Available data —
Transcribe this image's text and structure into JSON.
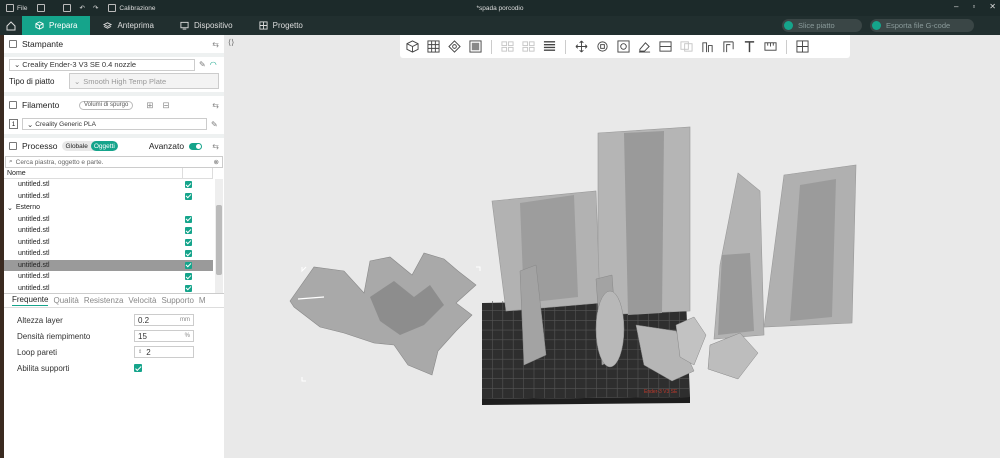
{
  "titlebar": {
    "file_label": "File",
    "calibration_label": "Calibrazione",
    "document_title": "*spada porcodio"
  },
  "menubar": {
    "tabs": [
      {
        "label": "Prepara",
        "active": true,
        "icon": "cube-icon"
      },
      {
        "label": "Anteprima",
        "active": false,
        "icon": "layers-icon"
      },
      {
        "label": "Dispositivo",
        "active": false,
        "icon": "monitor-icon"
      },
      {
        "label": "Progetto",
        "active": false,
        "icon": "grid-icon"
      }
    ],
    "slice_label": "Slice piatto",
    "export_label": "Esporta file G-code"
  },
  "printer": {
    "title": "Stampante",
    "selected": "Creality Ender-3 V3 SE 0.4 nozzle",
    "plate_type_label": "Tipo di piatto",
    "plate_type_value": "Smooth High Temp Plate"
  },
  "filament": {
    "title": "Filamento",
    "purge_button": "Volumi di spurgo",
    "slot_number": "1",
    "selected": "Creality Generic PLA"
  },
  "process": {
    "title": "Processo",
    "segment_global": "Globale",
    "segment_objects": "Oggetti",
    "advanced_label": "Avanzato",
    "search_placeholder": "Cerca piastra, oggetto e parte."
  },
  "object_tree": {
    "header_name": "Nome",
    "items": [
      {
        "label": "untitled.stl",
        "indent": 1,
        "checked": true,
        "selected": false
      },
      {
        "label": "untitled.stl",
        "indent": 1,
        "checked": true,
        "selected": false
      },
      {
        "label": "Esterno",
        "indent": 0,
        "checked": false,
        "selected": false,
        "group": true
      },
      {
        "label": "untitled.stl",
        "indent": 1,
        "checked": true,
        "selected": false
      },
      {
        "label": "untitled.stl",
        "indent": 1,
        "checked": true,
        "selected": false
      },
      {
        "label": "untitled.stl",
        "indent": 1,
        "checked": true,
        "selected": false
      },
      {
        "label": "untitled.stl",
        "indent": 1,
        "checked": true,
        "selected": false
      },
      {
        "label": "untitled.stl",
        "indent": 1,
        "checked": true,
        "selected": true
      },
      {
        "label": "untitled.stl",
        "indent": 1,
        "checked": true,
        "selected": false
      },
      {
        "label": "untitled.stl",
        "indent": 1,
        "checked": true,
        "selected": false
      }
    ]
  },
  "settings_tabs": [
    "Frequente",
    "Qualità",
    "Resistenza",
    "Velocità",
    "Supporto",
    "M"
  ],
  "settings": {
    "layer_height_label": "Altezza layer",
    "layer_height_value": "0.2",
    "layer_height_unit": "mm",
    "infill_label": "Densità riempimento",
    "infill_value": "15",
    "infill_unit": "%",
    "walls_label": "Loop pareti",
    "walls_value": "2",
    "supports_label": "Abilita supporti",
    "supports_checked": true
  },
  "colors": {
    "accent": "#15a48b",
    "titlebar": "#1c2a2a",
    "viewport": "#e9e9e9",
    "model": "#a9a9a9",
    "bed": "#2e2e2e"
  },
  "bed_label": "Ender-3 V3 SE"
}
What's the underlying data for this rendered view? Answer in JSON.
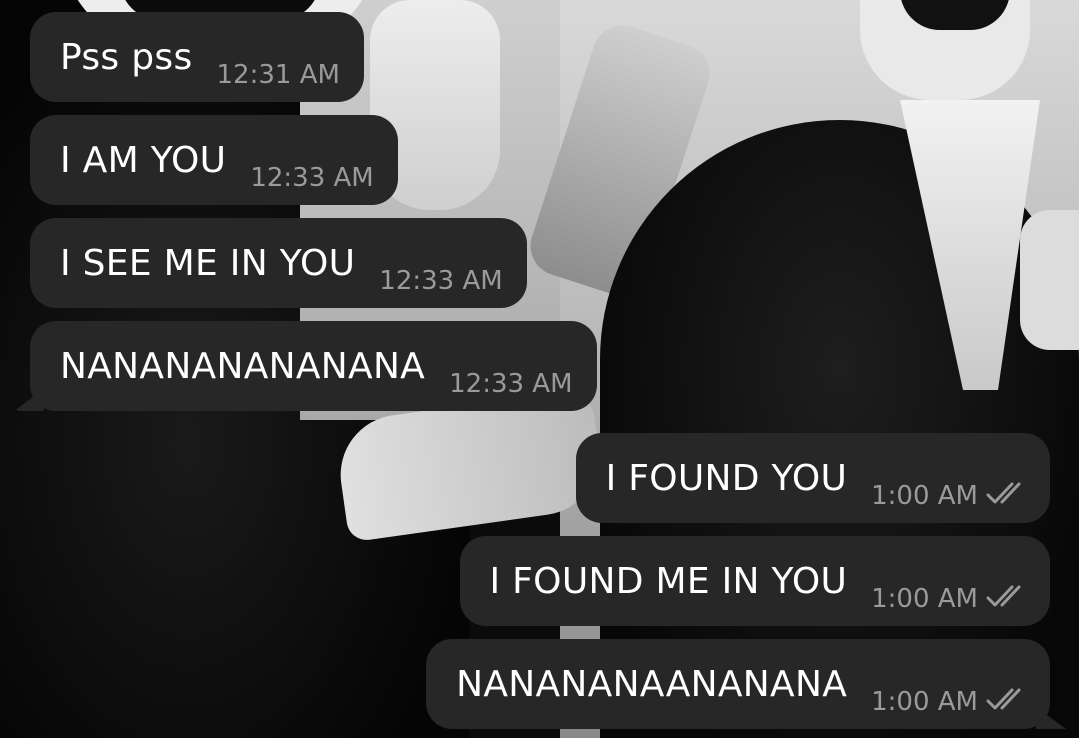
{
  "messages": [
    {
      "direction": "incoming",
      "text": "Pss pss",
      "time": "12:31 AM"
    },
    {
      "direction": "incoming",
      "text": "I AM YOU",
      "time": "12:33 AM"
    },
    {
      "direction": "incoming",
      "text": "I SEE ME IN YOU",
      "time": "12:33 AM"
    },
    {
      "direction": "incoming",
      "text": "NANANANANANANA",
      "time": "12:33 AM"
    },
    {
      "direction": "outgoing",
      "text": "I FOUND YOU",
      "time": "1:00 AM",
      "status_icon": "double-check-read-icon"
    },
    {
      "direction": "outgoing",
      "text": "I FOUND ME IN YOU",
      "time": "1:00 AM",
      "status_icon": "double-check-read-icon"
    },
    {
      "direction": "outgoing",
      "text": "NANANANAANANANA",
      "time": "1:00 AM",
      "status_icon": "double-check-read-icon"
    }
  ],
  "colors": {
    "bubble": "#272727",
    "text": "#ffffff",
    "time": "#9a9a9a"
  }
}
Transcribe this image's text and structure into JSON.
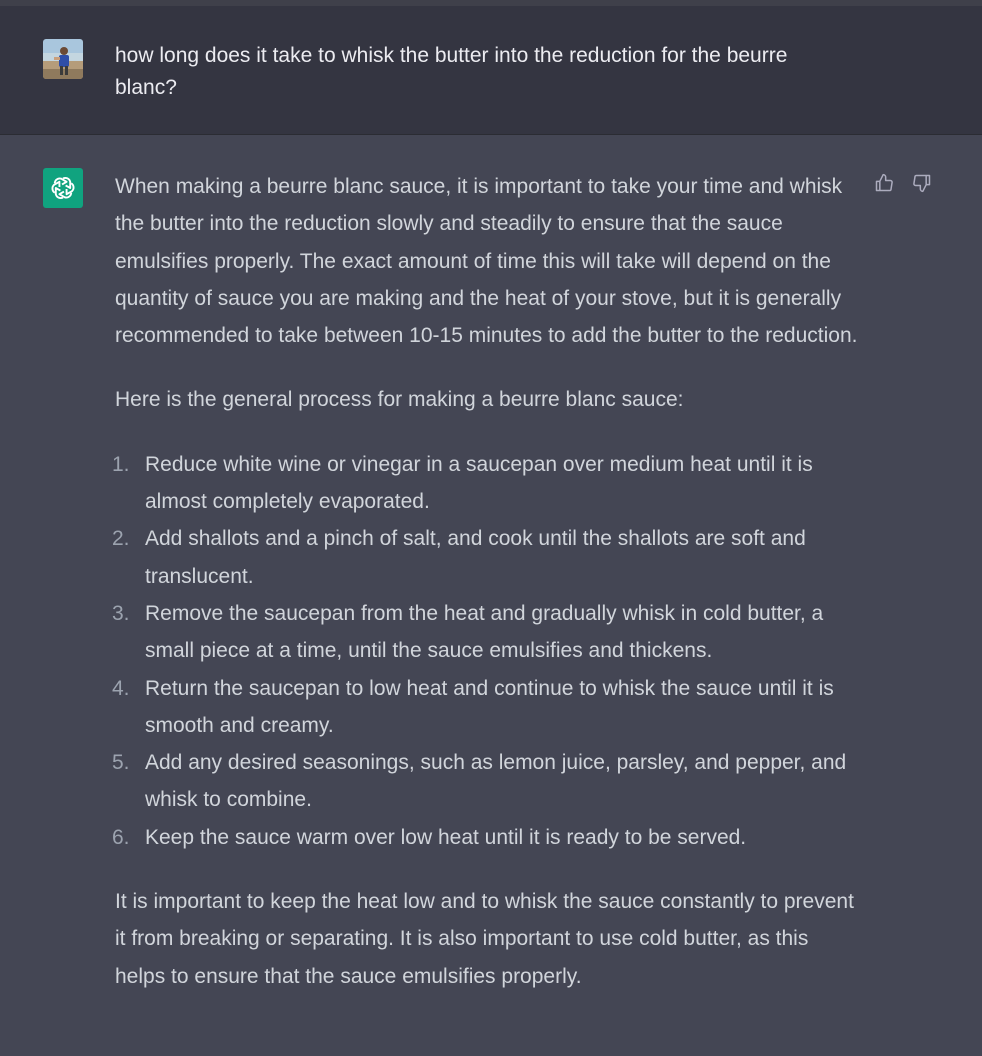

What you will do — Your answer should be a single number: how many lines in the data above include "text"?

Written answer — 10